REQUIRED WORK: Reproduce the entries below character for character.

====================

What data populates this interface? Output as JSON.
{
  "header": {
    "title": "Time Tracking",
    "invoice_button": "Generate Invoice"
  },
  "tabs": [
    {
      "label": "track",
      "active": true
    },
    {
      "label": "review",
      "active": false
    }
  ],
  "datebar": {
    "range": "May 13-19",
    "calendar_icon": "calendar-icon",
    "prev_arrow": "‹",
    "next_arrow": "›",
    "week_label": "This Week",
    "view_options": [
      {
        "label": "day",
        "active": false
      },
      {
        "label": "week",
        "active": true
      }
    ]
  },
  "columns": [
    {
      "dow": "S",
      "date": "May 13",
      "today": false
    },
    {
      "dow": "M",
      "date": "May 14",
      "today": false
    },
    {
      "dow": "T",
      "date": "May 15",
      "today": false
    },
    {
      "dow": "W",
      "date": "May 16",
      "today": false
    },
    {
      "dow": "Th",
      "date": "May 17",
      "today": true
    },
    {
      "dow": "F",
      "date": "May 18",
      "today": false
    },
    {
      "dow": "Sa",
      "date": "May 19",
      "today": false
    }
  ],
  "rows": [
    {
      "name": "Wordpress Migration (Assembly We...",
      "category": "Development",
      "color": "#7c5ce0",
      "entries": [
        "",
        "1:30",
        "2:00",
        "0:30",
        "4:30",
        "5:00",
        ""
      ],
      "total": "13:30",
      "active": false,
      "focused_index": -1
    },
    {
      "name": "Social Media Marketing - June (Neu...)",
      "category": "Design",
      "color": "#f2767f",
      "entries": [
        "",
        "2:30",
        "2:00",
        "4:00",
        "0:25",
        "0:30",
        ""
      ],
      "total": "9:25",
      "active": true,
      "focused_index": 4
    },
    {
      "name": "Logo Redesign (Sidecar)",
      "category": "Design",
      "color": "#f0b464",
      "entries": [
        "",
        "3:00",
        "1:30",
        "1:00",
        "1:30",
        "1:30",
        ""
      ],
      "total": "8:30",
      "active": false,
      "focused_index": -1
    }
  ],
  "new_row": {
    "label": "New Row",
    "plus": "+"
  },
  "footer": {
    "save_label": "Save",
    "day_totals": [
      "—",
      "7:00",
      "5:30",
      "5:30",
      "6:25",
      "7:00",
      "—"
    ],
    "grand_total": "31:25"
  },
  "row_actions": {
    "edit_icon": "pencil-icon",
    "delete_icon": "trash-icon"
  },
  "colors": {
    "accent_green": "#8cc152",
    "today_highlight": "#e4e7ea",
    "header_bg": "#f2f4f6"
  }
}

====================

RESPONSE:
What data populates this interface? Output as JSON.
{
  "header": {
    "title": "Time Tracking",
    "invoice_button": "Generate Invoice"
  },
  "tabs": [
    {
      "label": "track",
      "active": true
    },
    {
      "label": "review",
      "active": false
    }
  ],
  "datebar": {
    "range": "May 13-19",
    "calendar_icon": "calendar-icon",
    "prev_arrow": "‹",
    "next_arrow": "›",
    "week_label": "This Week",
    "view_options": [
      {
        "label": "day",
        "active": false
      },
      {
        "label": "week",
        "active": true
      }
    ]
  },
  "columns": [
    {
      "dow": "S",
      "date": "May 13",
      "today": false
    },
    {
      "dow": "M",
      "date": "May 14",
      "today": false
    },
    {
      "dow": "T",
      "date": "May 15",
      "today": false
    },
    {
      "dow": "W",
      "date": "May 16",
      "today": false
    },
    {
      "dow": "Th",
      "date": "May 17",
      "today": true
    },
    {
      "dow": "F",
      "date": "May 18",
      "today": false
    },
    {
      "dow": "Sa",
      "date": "May 19",
      "today": false
    }
  ],
  "rows": [
    {
      "name": "Wordpress Migration (Assembly We...",
      "category": "Development",
      "color": "#7c5ce0",
      "entries": [
        "",
        "1:30",
        "2:00",
        "0:30",
        "4:30",
        "5:00",
        ""
      ],
      "total": "13:30",
      "active": false,
      "focused_index": -1
    },
    {
      "name": "Social Media Marketing - June (Neu...)",
      "category": "Design",
      "color": "#f2767f",
      "entries": [
        "",
        "2:30",
        "2:00",
        "4:00",
        "0:25",
        "0:30",
        ""
      ],
      "total": "9:25",
      "active": true,
      "focused_index": 4
    },
    {
      "name": "Logo Redesign (Sidecar)",
      "category": "Design",
      "color": "#f0b464",
      "entries": [
        "",
        "3:00",
        "1:30",
        "1:00",
        "1:30",
        "1:30",
        ""
      ],
      "total": "8:30",
      "active": false,
      "focused_index": -1
    }
  ],
  "new_row": {
    "label": "New Row",
    "plus": "+"
  },
  "footer": {
    "save_label": "Save",
    "day_totals": [
      "—",
      "7:00",
      "5:30",
      "5:30",
      "6:25",
      "7:00",
      "—"
    ],
    "grand_total": "31:25"
  },
  "row_actions": {
    "edit_icon": "pencil-icon",
    "delete_icon": "trash-icon"
  },
  "colors": {
    "accent_green": "#8cc152",
    "today_highlight": "#e4e7ea",
    "header_bg": "#f2f4f6"
  }
}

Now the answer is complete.